Biodiesel in Afghanistan

Private contractors working for the US Military execute projects well, or they go home. Fluor International was tasked by the US Military (May, 2015) to convert used cooking oil from Bagram Airbase into biodiesel fuel.  Fluor bought one automated system from Springboard Biodiesel, The BioPro™ 380EX and SpringPro™ T76, and the results are in: Fluor processed 6087 gallons in their first 28 days for a total production cost of less than 1/10th the cost of diesel.  Tax payers can also rejoice in the environmental advantages of running a fuel that emits 90% less CO2 and 50% less soot in US military engines.

 

Fluor Senior Mechanic, Kenneth Kiefer, wrote to us on July 28, 2015:  "The biodiesel processor is still the highlight in our operation which draws the most attention. We are currently beginning the 174th batch, and when asked about the springboard equipment, I do point out the use it endures 24/7 around the clock with downtime only related to cleaning a few hours a week. I have also mentioned my appreciation to your customer service support; trust me, not all companies are one in the same in comparison when it comes to requesting parts or technical information.

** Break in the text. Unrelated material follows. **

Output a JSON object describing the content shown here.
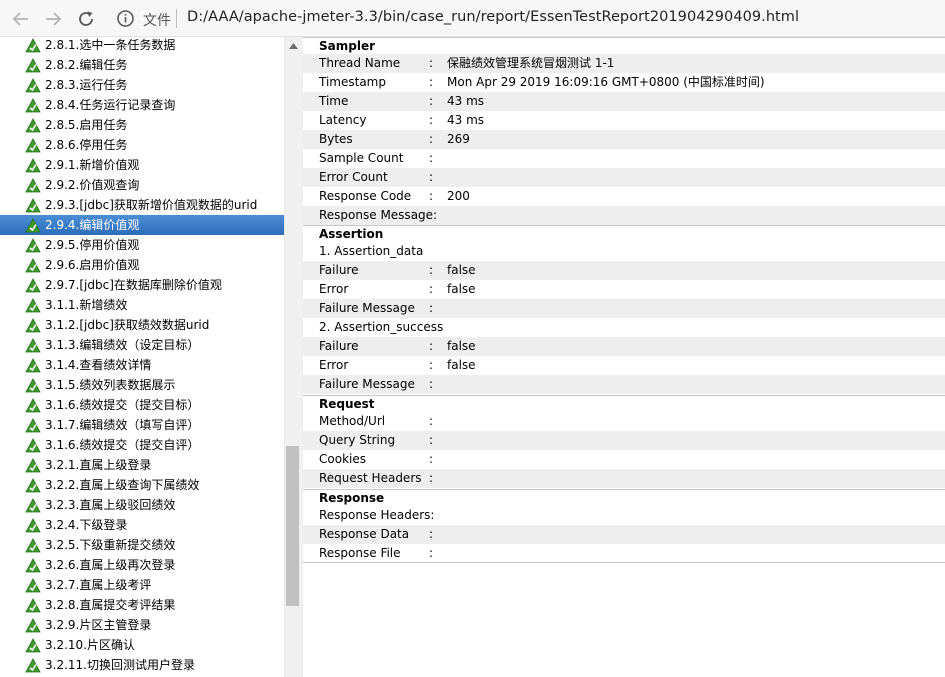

I am of the opinion that a good relationship with the manufacturer and end user is important for the life of the equipment. Plus, it's good reflection on the manufacturer and user when there is very little downtime on the equipment." 

 

On September 2, 2015, Country Environmental Director, Christopher Waechter, sent us this report: "All is going extremely well with the Biodiesel conversion here at Bagram. We've actually started shipping UCO from 2 small bases back to Bagram. If we had a longer anticipated mission we'd pull another unit over and capture all the cooking oil from our base locations.  We have now processed a total of 26,065 gallons of UCO (260 batches). We're averaging about 2.75 batches every 24 hours."

 

For those counting, that's 275 gallons per day and they've saved $260,000 since May (after 4 months of production!)

 

Total carbon kept out of the Afghanistan atmosphere: 5,231,241 lbs or 2,615 tons.

 

The equipment cost them $28,000! 

 

Here's a story from Biodiesel Magazine: http://www.biodieselmagazine.com/articles/532950/bagram-air-field-conver...

 

 

Excerpts from Fluor's analysis of their first 28 days of production:

Above is an analysis of biodiesel made from used cooking oil.

But did you know that biodiesel can be made from a long list of seed crop oils including poppy-seed and safflower?

A recent NPR report (September 10, 2015) indicates that opium production in Afghanistan doubled since 2001. With those facts in mind, more idealistic readers might like to peruse the following white paper that outlines the economic advantages of paying poppy farmers to plant safflower and turn the crop into biodiesel.  Farmers would make more money.  Fuel costs would be reduced and less heroin would find its way into Europe and the US.

http://biodieselinafghanistan.org/